Good Ole Baseball
From April to October, major league baseball consumes me. When you consider that each team plays 162 regular season games, it’s a lot of time to invest. But I only follow one team and listen to the radio broadcasts on mlb.com instead of watching the games on television. As I listen, I can get other things done. Actually, I couldn’t watch the games on television if I wanted to because my television reception only picks up fuzz.
I enjoy the regular rhythm of the game—batters bat in order, pitchers pause between pitches, batters run along designated lines, fielders stay in their designated zones, each team gets 3 outs per inning. It’s so orderly that you can tune the game out for the most part and just wait for the announcer to start shouting. Then you know your team has done something spectacular. I especially love the time-delayed announcement, “This ball is . . . gone!” Conversely, it may turn into “This ball is . . . foul.” The voice either screams “gone” or sinks down to an anguished “foul.” The voice inflection mimics the emotions associated with the announcement. What excitement!
Okay, now for the history lesson. You knew
this was coming. Civil War General Abner Doubleday is

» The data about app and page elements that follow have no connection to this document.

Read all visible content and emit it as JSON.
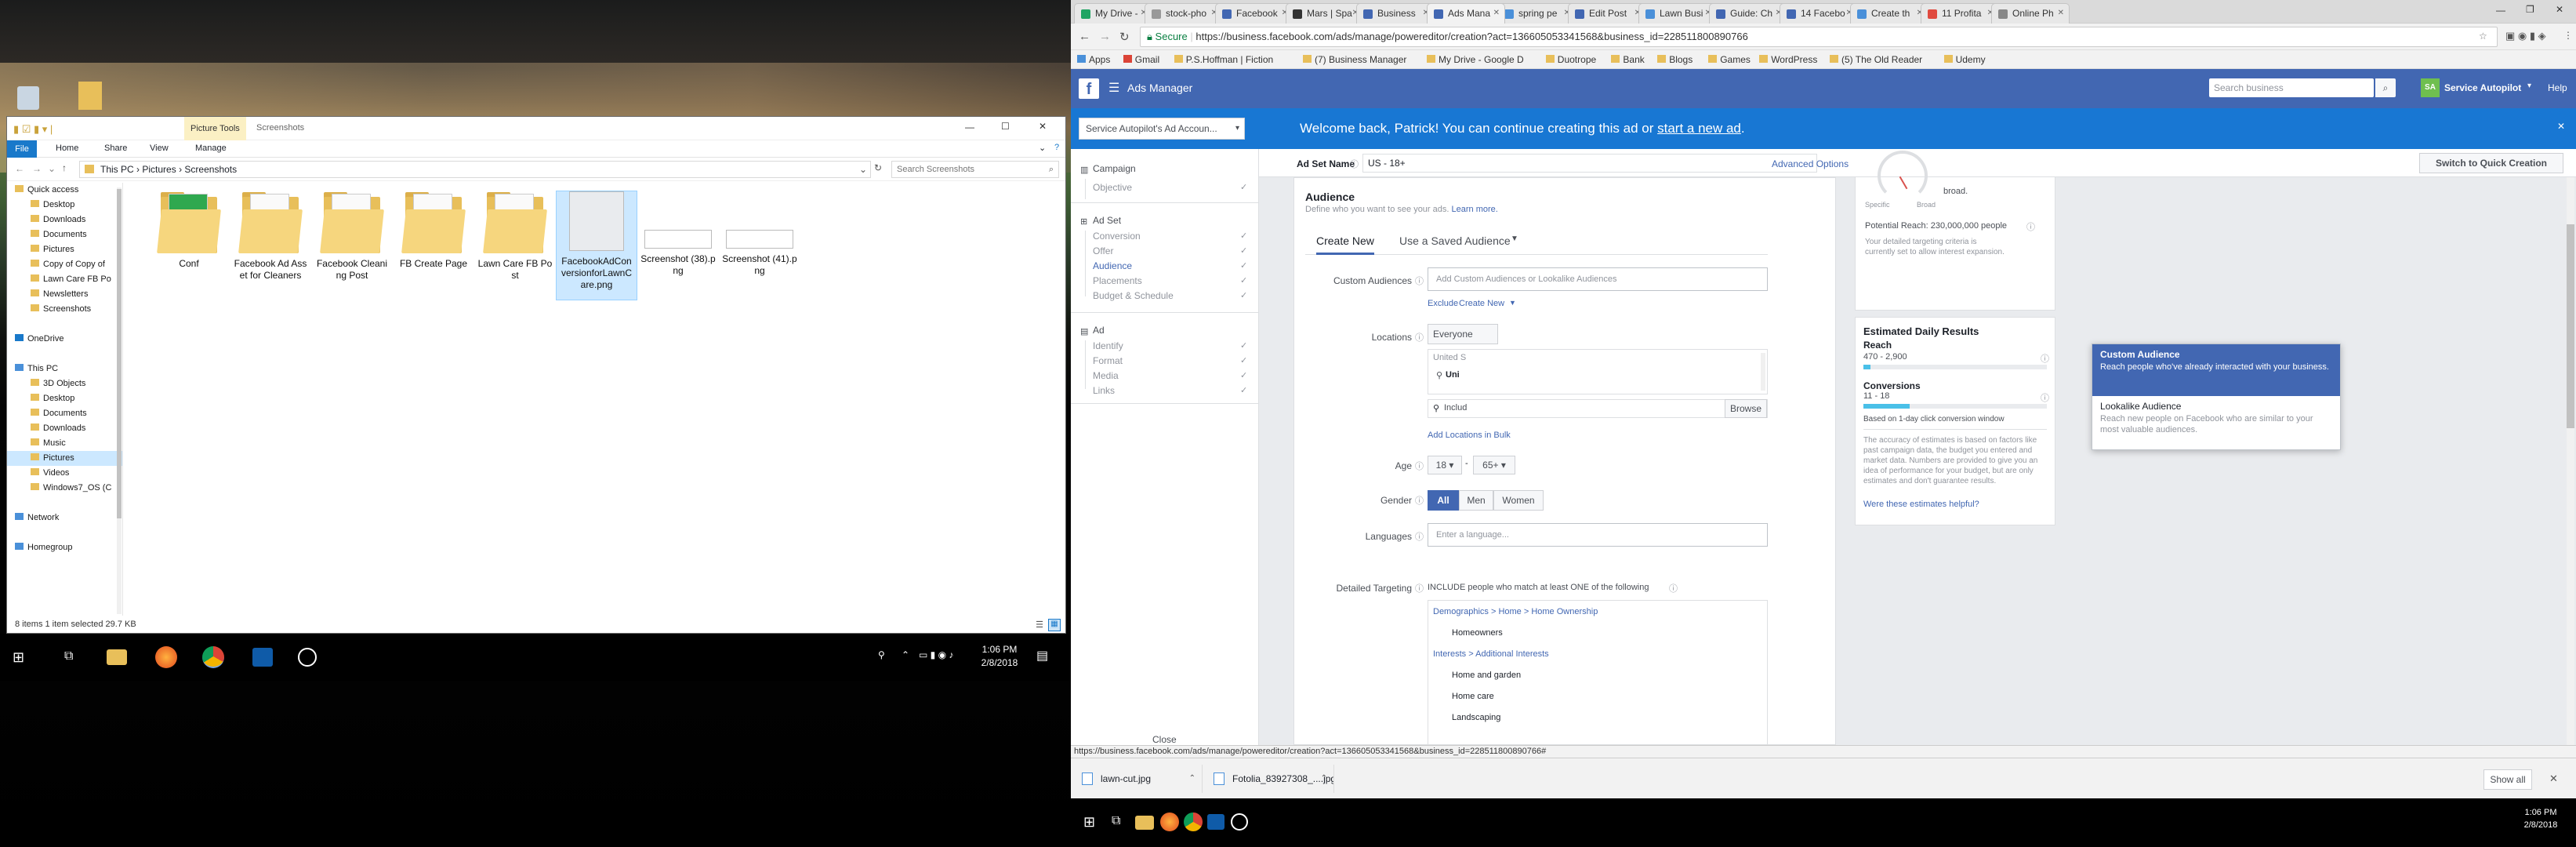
{
  "explorer": {
    "title": "Screenshots",
    "ribbon_context": "Picture Tools",
    "ribbon_tabs": [
      "File",
      "Home",
      "Share",
      "View",
      "Manage"
    ],
    "path": [
      "This PC",
      "Pictures",
      "Screenshots"
    ],
    "search_placeholder": "Search Screenshots",
    "nav_items": [
      {
        "label": "Quick access",
        "indent": 0
      },
      {
        "label": "Desktop",
        "indent": 1
      },
      {
        "label": "Downloads",
        "indent": 1
      },
      {
        "label": "Documents",
        "indent": 1
      },
      {
        "label": "Pictures",
        "indent": 1
      },
      {
        "label": "Copy of Copy of",
        "indent": 1
      },
      {
        "label": "Lawn Care FB Po",
        "indent": 1
      },
      {
        "label": "Newsletters",
        "indent": 1
      },
      {
        "label": "Screenshots",
        "indent": 1
      },
      {
        "label": "",
        "indent": 0
      },
      {
        "label": "OneDrive",
        "indent": 0
      },
      {
        "label": "",
        "indent": 0
      },
      {
        "label": "This PC",
        "indent": 0
      },
      {
        "label": "3D Objects",
        "indent": 1
      },
      {
        "label": "Desktop",
        "indent": 1
      },
      {
        "label": "Documents",
        "indent": 1
      },
      {
        "label": "Downloads",
        "indent": 1
      },
      {
        "label": "Music",
        "indent": 1
      },
      {
        "label": "Pictures",
        "indent": 1
      },
      {
        "label": "Videos",
        "indent": 1
      },
      {
        "label": "Windows7_OS (C",
        "indent": 1
      },
      {
        "label": "",
        "indent": 0
      },
      {
        "label": "Network",
        "indent": 0
      },
      {
        "label": "",
        "indent": 0
      },
      {
        "label": "Homegroup",
        "indent": 0
      }
    ],
    "files": [
      {
        "label": "Conf",
        "type": "folder-green"
      },
      {
        "label": "Facebook Ad Asset for Cleaners",
        "type": "folder"
      },
      {
        "label": "Facebook Cleaning Post",
        "type": "folder"
      },
      {
        "label": "FB Create Page",
        "type": "folder"
      },
      {
        "label": "Lawn Care FB Post",
        "type": "folder"
      },
      {
        "label": "FacebookAdConversionforLawnCare.png",
        "type": "image-selected"
      },
      {
        "label": "Screenshot (38).png",
        "type": "image"
      },
      {
        "label": "Screenshot (41).png",
        "type": "image"
      }
    ],
    "status": "8 items    1 item selected  29.7 KB"
  },
  "left_taskbar": {
    "time": "1:06 PM",
    "date": "2/8/2018"
  },
  "chrome": {
    "tabs": [
      "My Drive -",
      "stock-pho",
      "Facebook",
      "Mars | Spa",
      "Business",
      "Ads Mana",
      "spring pe",
      "Edit Post",
      "Lawn Busi",
      "Guide: Ch",
      "14 Facebo",
      "Create th",
      "11 Profita",
      "Online Ph"
    ],
    "active_tab_index": 5,
    "secure_label": "Secure",
    "url": "https://business.facebook.com/ads/manage/powereditor/creation?act=136605053341568&business_id=228511800890766",
    "bookmarks": [
      "Apps",
      "Gmail",
      "P.S.Hoffman | Fiction",
      "(7) Business Manager",
      "My Drive - Google D",
      "Duotrope",
      "Bank",
      "Blogs",
      "Games",
      "WordPress",
      "(5) The Old Reader",
      "Udemy"
    ]
  },
  "fb": {
    "app_title": "Ads Manager",
    "search_placeholder": "Search business",
    "account_name": "Service Autopilot",
    "help_label": "Help",
    "banner_text": "Welcome back, Patrick! You can continue creating this ad or ",
    "banner_link": "start a new ad",
    "account_select": "Service Autopilot's Ad Accoun...",
    "ad_set_name_label": "Ad Set Name",
    "ad_set_name_value": "US - 18+",
    "advanced_options": "Advanced Options",
    "switch_quick": "Switch to Quick Creation",
    "nav": {
      "campaign": "Campaign",
      "campaign_items": [
        "Objective"
      ],
      "adset": "Ad Set",
      "adset_items": [
        "Conversion",
        "Offer",
        "Audience",
        "Placements",
        "Budget & Schedule"
      ],
      "ad": "Ad",
      "ad_items": [
        "Identify",
        "Format",
        "Media",
        "Links"
      ]
    },
    "audience": {
      "heading": "Audience",
      "subtitle": "Define who you want to see your ads. ",
      "learn_more": "Learn more.",
      "tab_new": "Create New",
      "tab_saved": "Use a Saved Audience",
      "custom_audiences_label": "Custom Audiences",
      "custom_audiences_placeholder": "Add Custom Audiences or Lookalike Audiences",
      "exclude": "Exclude",
      "create_new": "Create New",
      "locations_label": "Locations",
      "locations_value": "Everyone",
      "location_country": "United S",
      "location_selected": "Uni",
      "include": "Includ",
      "browse": "Browse",
      "add_bulk": "Add Locations in Bulk",
      "age_label": "Age",
      "age_min": "18",
      "age_max": "65+",
      "gender_label": "Gender",
      "genders": [
        "All",
        "Men",
        "Women"
      ],
      "languages_label": "Languages",
      "languages_placeholder": "Enter a language...",
      "detailed_label": "Detailed Targeting",
      "detailed_desc": "INCLUDE people who match at least ONE of the following",
      "detailed_items": [
        {
          "text": "Demographics > Home > Home Ownership",
          "kind": "path"
        },
        {
          "text": "Homeowners",
          "kind": "item"
        },
        {
          "text": "Interests > Additional Interests",
          "kind": "path"
        },
        {
          "text": "Home and garden",
          "kind": "item"
        },
        {
          "text": "Home care",
          "kind": "item"
        },
        {
          "text": "Landscaping",
          "kind": "item"
        }
      ]
    },
    "dropdown": [
      {
        "title": "Custom Audience",
        "desc": "Reach people who've already interacted with your business."
      },
      {
        "title": "Lookalike Audience",
        "desc": "Reach new people on Facebook who are similar to your most valuable audiences."
      }
    ],
    "right": {
      "gauge_specific": "Specific",
      "gauge_broad": "Broad",
      "gauge_note": "broad.",
      "potential_reach": "Potential Reach: 230,000,000 people",
      "expansion_note": "Your detailed targeting criteria is currently set to allow interest expansion.",
      "daily_heading": "Estimated Daily Results",
      "reach_label": "Reach",
      "reach_value": "470 - 2,900",
      "reach_fill": 0.04,
      "conversions_label": "Conversions",
      "conversions_value": "11 - 18",
      "conversions_fill": 0.25,
      "window_note": "Based on 1-day click conversion window",
      "accuracy_note": "The accuracy of estimates is based on factors like past campaign data, the budget you entered and market data. Numbers are provided to give you an idea of performance for your budget, but are only estimates and don't guarantee results.",
      "helpful_link": "Were these estimates helpful?"
    },
    "close_label": "Close"
  },
  "status_url": "https://business.facebook.com/ads/manage/powereditor/creation?act=136605053341568&business_id=228511800890766#",
  "downloads": [
    "lawn-cut.jpg",
    "Fotolia_83927308_....jpg"
  ],
  "show_all": "Show all",
  "right_taskbar": {
    "time": "1:06 PM",
    "date": "2/8/2018"
  }
}
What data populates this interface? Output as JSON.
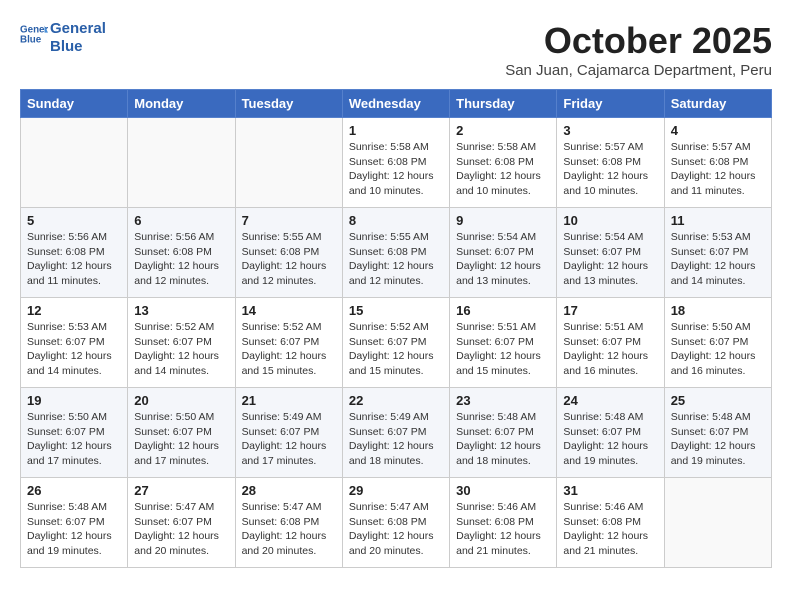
{
  "header": {
    "logo_line1": "General",
    "logo_line2": "Blue",
    "month_title": "October 2025",
    "location": "San Juan, Cajamarca Department, Peru"
  },
  "days_of_week": [
    "Sunday",
    "Monday",
    "Tuesday",
    "Wednesday",
    "Thursday",
    "Friday",
    "Saturday"
  ],
  "weeks": [
    [
      {
        "day": "",
        "sunrise": "",
        "sunset": "",
        "daylight": ""
      },
      {
        "day": "",
        "sunrise": "",
        "sunset": "",
        "daylight": ""
      },
      {
        "day": "",
        "sunrise": "",
        "sunset": "",
        "daylight": ""
      },
      {
        "day": "1",
        "sunrise": "Sunrise: 5:58 AM",
        "sunset": "Sunset: 6:08 PM",
        "daylight": "Daylight: 12 hours and 10 minutes."
      },
      {
        "day": "2",
        "sunrise": "Sunrise: 5:58 AM",
        "sunset": "Sunset: 6:08 PM",
        "daylight": "Daylight: 12 hours and 10 minutes."
      },
      {
        "day": "3",
        "sunrise": "Sunrise: 5:57 AM",
        "sunset": "Sunset: 6:08 PM",
        "daylight": "Daylight: 12 hours and 10 minutes."
      },
      {
        "day": "4",
        "sunrise": "Sunrise: 5:57 AM",
        "sunset": "Sunset: 6:08 PM",
        "daylight": "Daylight: 12 hours and 11 minutes."
      }
    ],
    [
      {
        "day": "5",
        "sunrise": "Sunrise: 5:56 AM",
        "sunset": "Sunset: 6:08 PM",
        "daylight": "Daylight: 12 hours and 11 minutes."
      },
      {
        "day": "6",
        "sunrise": "Sunrise: 5:56 AM",
        "sunset": "Sunset: 6:08 PM",
        "daylight": "Daylight: 12 hours and 12 minutes."
      },
      {
        "day": "7",
        "sunrise": "Sunrise: 5:55 AM",
        "sunset": "Sunset: 6:08 PM",
        "daylight": "Daylight: 12 hours and 12 minutes."
      },
      {
        "day": "8",
        "sunrise": "Sunrise: 5:55 AM",
        "sunset": "Sunset: 6:08 PM",
        "daylight": "Daylight: 12 hours and 12 minutes."
      },
      {
        "day": "9",
        "sunrise": "Sunrise: 5:54 AM",
        "sunset": "Sunset: 6:07 PM",
        "daylight": "Daylight: 12 hours and 13 minutes."
      },
      {
        "day": "10",
        "sunrise": "Sunrise: 5:54 AM",
        "sunset": "Sunset: 6:07 PM",
        "daylight": "Daylight: 12 hours and 13 minutes."
      },
      {
        "day": "11",
        "sunrise": "Sunrise: 5:53 AM",
        "sunset": "Sunset: 6:07 PM",
        "daylight": "Daylight: 12 hours and 14 minutes."
      }
    ],
    [
      {
        "day": "12",
        "sunrise": "Sunrise: 5:53 AM",
        "sunset": "Sunset: 6:07 PM",
        "daylight": "Daylight: 12 hours and 14 minutes."
      },
      {
        "day": "13",
        "sunrise": "Sunrise: 5:52 AM",
        "sunset": "Sunset: 6:07 PM",
        "daylight": "Daylight: 12 hours and 14 minutes."
      },
      {
        "day": "14",
        "sunrise": "Sunrise: 5:52 AM",
        "sunset": "Sunset: 6:07 PM",
        "daylight": "Daylight: 12 hours and 15 minutes."
      },
      {
        "day": "15",
        "sunrise": "Sunrise: 5:52 AM",
        "sunset": "Sunset: 6:07 PM",
        "daylight": "Daylight: 12 hours and 15 minutes."
      },
      {
        "day": "16",
        "sunrise": "Sunrise: 5:51 AM",
        "sunset": "Sunset: 6:07 PM",
        "daylight": "Daylight: 12 hours and 15 minutes."
      },
      {
        "day": "17",
        "sunrise": "Sunrise: 5:51 AM",
        "sunset": "Sunset: 6:07 PM",
        "daylight": "Daylight: 12 hours and 16 minutes."
      },
      {
        "day": "18",
        "sunrise": "Sunrise: 5:50 AM",
        "sunset": "Sunset: 6:07 PM",
        "daylight": "Daylight: 12 hours and 16 minutes."
      }
    ],
    [
      {
        "day": "19",
        "sunrise": "Sunrise: 5:50 AM",
        "sunset": "Sunset: 6:07 PM",
        "daylight": "Daylight: 12 hours and 17 minutes."
      },
      {
        "day": "20",
        "sunrise": "Sunrise: 5:50 AM",
        "sunset": "Sunset: 6:07 PM",
        "daylight": "Daylight: 12 hours and 17 minutes."
      },
      {
        "day": "21",
        "sunrise": "Sunrise: 5:49 AM",
        "sunset": "Sunset: 6:07 PM",
        "daylight": "Daylight: 12 hours and 17 minutes."
      },
      {
        "day": "22",
        "sunrise": "Sunrise: 5:49 AM",
        "sunset": "Sunset: 6:07 PM",
        "daylight": "Daylight: 12 hours and 18 minutes."
      },
      {
        "day": "23",
        "sunrise": "Sunrise: 5:48 AM",
        "sunset": "Sunset: 6:07 PM",
        "daylight": "Daylight: 12 hours and 18 minutes."
      },
      {
        "day": "24",
        "sunrise": "Sunrise: 5:48 AM",
        "sunset": "Sunset: 6:07 PM",
        "daylight": "Daylight: 12 hours and 19 minutes."
      },
      {
        "day": "25",
        "sunrise": "Sunrise: 5:48 AM",
        "sunset": "Sunset: 6:07 PM",
        "daylight": "Daylight: 12 hours and 19 minutes."
      }
    ],
    [
      {
        "day": "26",
        "sunrise": "Sunrise: 5:48 AM",
        "sunset": "Sunset: 6:07 PM",
        "daylight": "Daylight: 12 hours and 19 minutes."
      },
      {
        "day": "27",
        "sunrise": "Sunrise: 5:47 AM",
        "sunset": "Sunset: 6:07 PM",
        "daylight": "Daylight: 12 hours and 20 minutes."
      },
      {
        "day": "28",
        "sunrise": "Sunrise: 5:47 AM",
        "sunset": "Sunset: 6:08 PM",
        "daylight": "Daylight: 12 hours and 20 minutes."
      },
      {
        "day": "29",
        "sunrise": "Sunrise: 5:47 AM",
        "sunset": "Sunset: 6:08 PM",
        "daylight": "Daylight: 12 hours and 20 minutes."
      },
      {
        "day": "30",
        "sunrise": "Sunrise: 5:46 AM",
        "sunset": "Sunset: 6:08 PM",
        "daylight": "Daylight: 12 hours and 21 minutes."
      },
      {
        "day": "31",
        "sunrise": "Sunrise: 5:46 AM",
        "sunset": "Sunset: 6:08 PM",
        "daylight": "Daylight: 12 hours and 21 minutes."
      },
      {
        "day": "",
        "sunrise": "",
        "sunset": "",
        "daylight": ""
      }
    ]
  ]
}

the urban legend inventor of baseball. Really, no one invented the game; it
evolved, like most games. The roots of baseball lie in the game of Rounders brought to the
Civil War soldiers would play baseball while at camp. The conditions were perfect for the game to become popular. There were always plenty of men available to play, the men needed to get their minds off fighting, and the equipment could be improvised. Many soldiers’ diaries contained references to baseball games. A famous game between the 165th New York Infantry and the NY Regiment All-Stars was played on Christmas Day 1862 and was watched by 40,000 troops. And of course, Abraham Lincoln enjoyed baseball. It is claimed that he played the game on the White House lawn with boys from the neighborhood. That would be a sight to see—tall, awkward Abe Lincoln running along, entertaining boys half his height and trying to forget the horror of war.